A student asked him, "What is the most important thing in practice?"
Perhaps: "Save all beings from suffering!" Or "Let body and mind fall away!" Or "Cut off all thinking!"
Or any of the other impossible and impassable Zen teaching phrases.
But Zen Master Wu Bong didn't say anything of those things.
He simply responded with "try."
He then elaborated by saying the most important thing in practice is to bring "try mind" to each moment.
If we bring that mind, then our practice - and our life - will take care of itself.
This teaching has stayed with me for many years, serving as a needed correction to my tendency to want something from practice.
The "want" can be for enlightenment, a cessation of thinking, or simply for some relief.

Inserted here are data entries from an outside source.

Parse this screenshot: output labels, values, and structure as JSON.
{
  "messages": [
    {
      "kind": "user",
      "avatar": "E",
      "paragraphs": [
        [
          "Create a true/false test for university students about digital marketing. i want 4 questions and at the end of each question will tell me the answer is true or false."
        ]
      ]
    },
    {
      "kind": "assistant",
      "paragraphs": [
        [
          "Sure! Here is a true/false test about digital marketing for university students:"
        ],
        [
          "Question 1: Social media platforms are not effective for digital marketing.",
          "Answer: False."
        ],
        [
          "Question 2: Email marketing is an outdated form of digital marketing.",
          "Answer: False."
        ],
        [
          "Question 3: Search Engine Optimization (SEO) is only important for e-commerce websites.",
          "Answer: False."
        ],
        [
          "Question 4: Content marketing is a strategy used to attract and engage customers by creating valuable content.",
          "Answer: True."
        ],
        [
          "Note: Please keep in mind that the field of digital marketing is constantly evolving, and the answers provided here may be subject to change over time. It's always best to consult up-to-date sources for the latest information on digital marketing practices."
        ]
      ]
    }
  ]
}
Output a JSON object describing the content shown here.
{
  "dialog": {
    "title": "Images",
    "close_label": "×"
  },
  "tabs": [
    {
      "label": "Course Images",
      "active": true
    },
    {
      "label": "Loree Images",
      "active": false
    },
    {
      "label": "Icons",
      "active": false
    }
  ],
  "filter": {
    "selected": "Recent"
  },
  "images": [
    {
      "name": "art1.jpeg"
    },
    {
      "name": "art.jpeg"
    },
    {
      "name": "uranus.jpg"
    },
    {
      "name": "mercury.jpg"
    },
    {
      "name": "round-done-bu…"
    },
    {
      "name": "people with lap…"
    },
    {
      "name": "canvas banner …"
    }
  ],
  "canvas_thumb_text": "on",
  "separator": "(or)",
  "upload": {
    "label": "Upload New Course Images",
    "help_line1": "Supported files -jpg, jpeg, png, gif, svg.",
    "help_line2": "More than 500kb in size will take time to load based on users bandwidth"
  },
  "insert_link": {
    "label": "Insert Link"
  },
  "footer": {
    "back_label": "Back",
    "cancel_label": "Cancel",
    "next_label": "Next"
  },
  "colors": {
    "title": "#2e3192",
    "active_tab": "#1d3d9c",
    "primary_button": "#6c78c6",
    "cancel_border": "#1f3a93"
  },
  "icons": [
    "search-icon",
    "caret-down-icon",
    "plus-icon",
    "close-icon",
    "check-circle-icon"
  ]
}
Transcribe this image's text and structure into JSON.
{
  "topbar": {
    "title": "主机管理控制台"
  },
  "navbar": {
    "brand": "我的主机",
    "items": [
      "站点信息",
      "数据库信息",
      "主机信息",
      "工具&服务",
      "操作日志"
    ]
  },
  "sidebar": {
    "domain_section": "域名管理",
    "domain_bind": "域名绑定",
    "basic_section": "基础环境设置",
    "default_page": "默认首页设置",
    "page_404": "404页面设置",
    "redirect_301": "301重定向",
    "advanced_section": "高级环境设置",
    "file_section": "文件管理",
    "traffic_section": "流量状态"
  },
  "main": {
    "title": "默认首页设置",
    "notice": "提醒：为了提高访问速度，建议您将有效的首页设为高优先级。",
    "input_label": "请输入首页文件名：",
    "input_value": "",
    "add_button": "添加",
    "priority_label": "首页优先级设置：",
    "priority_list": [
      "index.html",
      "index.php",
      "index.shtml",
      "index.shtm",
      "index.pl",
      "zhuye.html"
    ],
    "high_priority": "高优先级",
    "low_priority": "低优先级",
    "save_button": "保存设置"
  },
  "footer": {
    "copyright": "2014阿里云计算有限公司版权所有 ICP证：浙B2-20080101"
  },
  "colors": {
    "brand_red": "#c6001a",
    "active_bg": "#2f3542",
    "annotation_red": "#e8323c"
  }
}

But, as Chogyam Trungpa Rinpoche so clearly taught, the desire to get something from meditation is . . . just a desire. Hence, spiritual materialism.
When we bring "try mind" to our practice, then we can sit with any state that appears.
Clear mind - no problem, just try!
Confused mind - no problem, just try!
Gaining mind - no problem, just try!
Zen Master Seung Sahn would finish each of his letters with the words, "Try, try, try, ten thousand years, non-stop." That's the true spirit of practice.
Photo by Dan Buczynski